The sad saga of New York City schools gets even … “better” as news from one of its “implicit bias” workshops indicates that educators are taught to favor black children over white — despite their socioeconomic status.
The city has contracted so-called “diversity experts” to the tune of almost $1 million, and faces an imminent lawsuit alleging school chancellor Richard Carranza has created an atmosphere that is “hostile toward whites.”
Last week, the New York Post reported that “diversity” seminars had taught that the foundations of Western Civilization are examples of “white supremacy”; now the Post details how workshop leaders have framed the term “equity”:
“If I had a poor white male student and I had a middle-class black boy, I would actually put my equitable strategies and interventions into that middle class black boy because over the course of his lifetime he will have less access and less opportunities than that poor white boy.” So said Darnisa Amante, founder of “DEEP” — the Disruptive Equity Education Project.
“That’s what racial equity is,” she added.
City DOE spokesman Will Mantell, who had previously stated any claims of reverse racism in city educational circles “had no basis in fact,” now says NYC’s trainings “are used across the country because they help kids, and out-of-context quotes and anonymous allegations just distract from this important work.”
Just because these nonsense trainings are widely used doesn’t make them any less loathsome.

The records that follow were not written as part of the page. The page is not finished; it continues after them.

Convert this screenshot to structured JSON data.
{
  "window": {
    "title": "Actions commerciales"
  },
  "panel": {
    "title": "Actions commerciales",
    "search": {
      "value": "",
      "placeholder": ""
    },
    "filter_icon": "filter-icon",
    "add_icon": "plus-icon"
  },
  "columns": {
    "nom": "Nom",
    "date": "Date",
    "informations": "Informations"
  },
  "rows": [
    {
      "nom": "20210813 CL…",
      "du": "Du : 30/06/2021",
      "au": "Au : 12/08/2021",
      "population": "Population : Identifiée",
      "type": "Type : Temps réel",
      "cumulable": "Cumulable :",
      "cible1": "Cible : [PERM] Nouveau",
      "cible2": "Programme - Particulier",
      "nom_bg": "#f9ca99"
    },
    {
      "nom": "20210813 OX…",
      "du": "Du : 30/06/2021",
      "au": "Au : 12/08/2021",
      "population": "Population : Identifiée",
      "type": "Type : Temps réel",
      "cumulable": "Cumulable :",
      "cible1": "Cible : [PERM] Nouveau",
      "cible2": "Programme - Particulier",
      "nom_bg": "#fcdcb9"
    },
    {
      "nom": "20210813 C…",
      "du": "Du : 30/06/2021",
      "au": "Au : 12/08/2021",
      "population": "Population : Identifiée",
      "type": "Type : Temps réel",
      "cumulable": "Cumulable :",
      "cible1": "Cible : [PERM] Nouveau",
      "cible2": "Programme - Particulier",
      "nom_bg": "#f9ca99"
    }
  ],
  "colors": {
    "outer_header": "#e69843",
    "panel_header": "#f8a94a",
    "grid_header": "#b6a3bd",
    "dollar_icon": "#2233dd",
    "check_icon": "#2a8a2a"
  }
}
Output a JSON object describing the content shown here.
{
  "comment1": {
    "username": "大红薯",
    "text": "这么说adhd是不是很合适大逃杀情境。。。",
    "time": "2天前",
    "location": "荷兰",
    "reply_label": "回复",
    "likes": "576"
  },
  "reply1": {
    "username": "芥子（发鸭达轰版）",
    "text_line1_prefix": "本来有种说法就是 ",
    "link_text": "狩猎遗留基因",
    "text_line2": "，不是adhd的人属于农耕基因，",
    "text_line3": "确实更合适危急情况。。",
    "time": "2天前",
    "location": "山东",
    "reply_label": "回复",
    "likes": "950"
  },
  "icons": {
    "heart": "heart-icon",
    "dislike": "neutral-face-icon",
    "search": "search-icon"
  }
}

And I would challenge Mantell to show just how they help kids. Even Glenn Singleton’s “Courageous Conversations” tell educators to “expect and accept non-closure” (emphasis added). Think about how convenient that is.
At a monthly superintendents meeting in the spring of 2018, shortly after Carranza’s arrival, members were asked to share answers to the question: “What lived experience inspires you as a leader to fight for equity?”
One Jewish superintendent shared stories about her grandmother Malka who told of bombs falling in Lodz, Poland, and running from the Nazis in the wee hours by packing up her four children and hiding in the forest, and her grandfather Naftali, who spent nearly six years in a labor and concentration camp, where he witnessed the brutal execution of his mother and sister.
“My grandparents taught me to understand the dangers of ‘targeted racism’ or the exclusion of any group, and the importance of equity for all people. This is my core value as an educator,” the superintendent told colleagues.
“At the break, I stood up and, to my surprise, I was verbally attacked by a black superintendent in front of my colleagues. She said ‘This is not about being Jewish! It’s about black and brown boys of color only. You better check yourself.’”
Thankfully, another pair of supers — one black and one Dominican — stood up for the Jewish gentleman. But a middle school teacher related how teachers she knows won’t attend “Courageous Conversations” because “they don’t feel safe.” The diversity trainings are “a catalyst for hate and division,” she said.
In response, and taking a page from the “white fragility” handbook, a member of Mayor Bill de Blasio’s School Diversity Advisory Group said that those who disagree with the race trainings “are the ones who must look inward harder.”